- Macau to oversee facial recognition tech
- China reportedly scooping up private data
- More regulations needs for the proper use of the tech
Macau’s casino operators are becoming more serious about leveraging facial recognition tech to ensure customer safety. The measure may be backfiring as there have been reports of the misuse of the data to identify vulnerable customers and collect private data.
Macau Casinos’ Test Facial Recognition Tech
Macau is stepping up its efforts to better protect customers by introducing a series of technologically advanced measures, including facial recognition technologies. The Gaming Inspection and Coordination Bureau has confirmed that operators in one of Asia’s largest gaming huts have been leveraging the technology to ensure the safety of customers.
Yet, the technology is not as pervasive as Luddites may think. According to DICJ, the regulator’s acronym, all tests were in a stage of preliminary testing and a full-scale implementation would take a while.
At the same time, strict rules for the use of the technology have begun to emerge. For example, casinos cannot use these technologies for anything but monitoring their properties and ensuring the security on the premises of the casinos.

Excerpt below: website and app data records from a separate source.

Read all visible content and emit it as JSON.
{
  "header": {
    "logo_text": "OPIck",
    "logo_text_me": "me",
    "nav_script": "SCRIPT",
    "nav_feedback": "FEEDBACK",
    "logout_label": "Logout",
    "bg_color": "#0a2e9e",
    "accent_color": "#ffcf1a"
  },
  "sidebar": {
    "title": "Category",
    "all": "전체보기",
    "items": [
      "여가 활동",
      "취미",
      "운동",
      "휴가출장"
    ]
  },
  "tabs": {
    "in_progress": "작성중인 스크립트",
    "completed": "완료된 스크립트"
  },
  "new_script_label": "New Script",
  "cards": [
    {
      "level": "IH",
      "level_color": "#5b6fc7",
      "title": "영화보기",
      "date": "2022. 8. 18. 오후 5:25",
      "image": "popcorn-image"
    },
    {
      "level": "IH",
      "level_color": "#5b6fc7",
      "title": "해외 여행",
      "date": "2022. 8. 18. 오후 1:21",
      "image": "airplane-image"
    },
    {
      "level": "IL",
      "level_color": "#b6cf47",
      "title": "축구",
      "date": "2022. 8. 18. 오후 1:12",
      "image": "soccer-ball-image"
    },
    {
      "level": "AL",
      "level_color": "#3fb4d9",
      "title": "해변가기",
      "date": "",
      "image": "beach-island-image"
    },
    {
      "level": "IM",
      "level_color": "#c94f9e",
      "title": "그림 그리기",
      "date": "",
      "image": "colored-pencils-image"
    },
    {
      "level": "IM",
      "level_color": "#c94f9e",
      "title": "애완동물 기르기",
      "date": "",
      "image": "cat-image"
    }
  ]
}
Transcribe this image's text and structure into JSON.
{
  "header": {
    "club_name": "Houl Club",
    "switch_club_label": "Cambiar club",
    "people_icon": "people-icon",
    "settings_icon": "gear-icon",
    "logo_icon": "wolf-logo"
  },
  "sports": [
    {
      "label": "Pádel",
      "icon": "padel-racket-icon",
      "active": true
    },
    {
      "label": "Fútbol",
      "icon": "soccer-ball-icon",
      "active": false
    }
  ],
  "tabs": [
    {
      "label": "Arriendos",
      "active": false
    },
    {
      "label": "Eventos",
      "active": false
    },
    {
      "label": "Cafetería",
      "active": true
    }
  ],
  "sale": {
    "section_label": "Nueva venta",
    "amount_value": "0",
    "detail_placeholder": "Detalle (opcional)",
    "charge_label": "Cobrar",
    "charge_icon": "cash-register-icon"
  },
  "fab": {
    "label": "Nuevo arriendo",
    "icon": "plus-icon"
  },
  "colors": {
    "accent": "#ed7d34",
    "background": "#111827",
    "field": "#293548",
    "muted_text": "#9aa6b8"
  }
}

Las Vegas Sands Corp. and MGM Resorts International are already utilizing facial recognition whereas other big brands are in the process of negotiating with suppliers.
The Dangers of Face Recognition in Macau’s Casinos
New technologies will be coming to the fore in other important areas of casino operation as well, including anti-money laundering and know your customer (KYC) practices. The technology shouldn’t be leveraged to give casinos an edge, for example, as a recent Bloomberg article revealed.
According to the article, Chinese operators have been using facial recognition to identify the gamers that are the most prone to risk and targetting them specifically. Such misuse of technology underpins what the dangers lack of basic ethnic guidelines bring around with itself.
It’s not that such mismanagement practices are happening just in Macau. China may be exporting data outside the country via the so-called “data cloud” whereby data is breached and exported back to the mainland. This is in violation with Macau’s data protection policy. Then again, China is the overlord that sanctions gambling in its back yard.
The push to introduce better technologies ensuring the safety of customers has been a long-term goal of operators in Macau and a move approved and welcomed by Mui San Meng, assistant to the Commissioner-General of the Unitary Police Service.
Meanwhile, the Macau Gaming Bureau released a statement on Friday, June 28, saying that it had begun looking into a framework for authorizing the use of such technologies at a mass scale in Macau.
The Bureau also explained that any installation of surveillance technologies in casinos needs to be pre-approved by the regulator and given green light to. This ensures a stricter control over how surveillance tech and facial recognition is used.
Still, the Bureau didn’t comment on whether China has been syphoning off personal data and whether casinos have been targetting more susceptible gamblers to squeeze out better profit.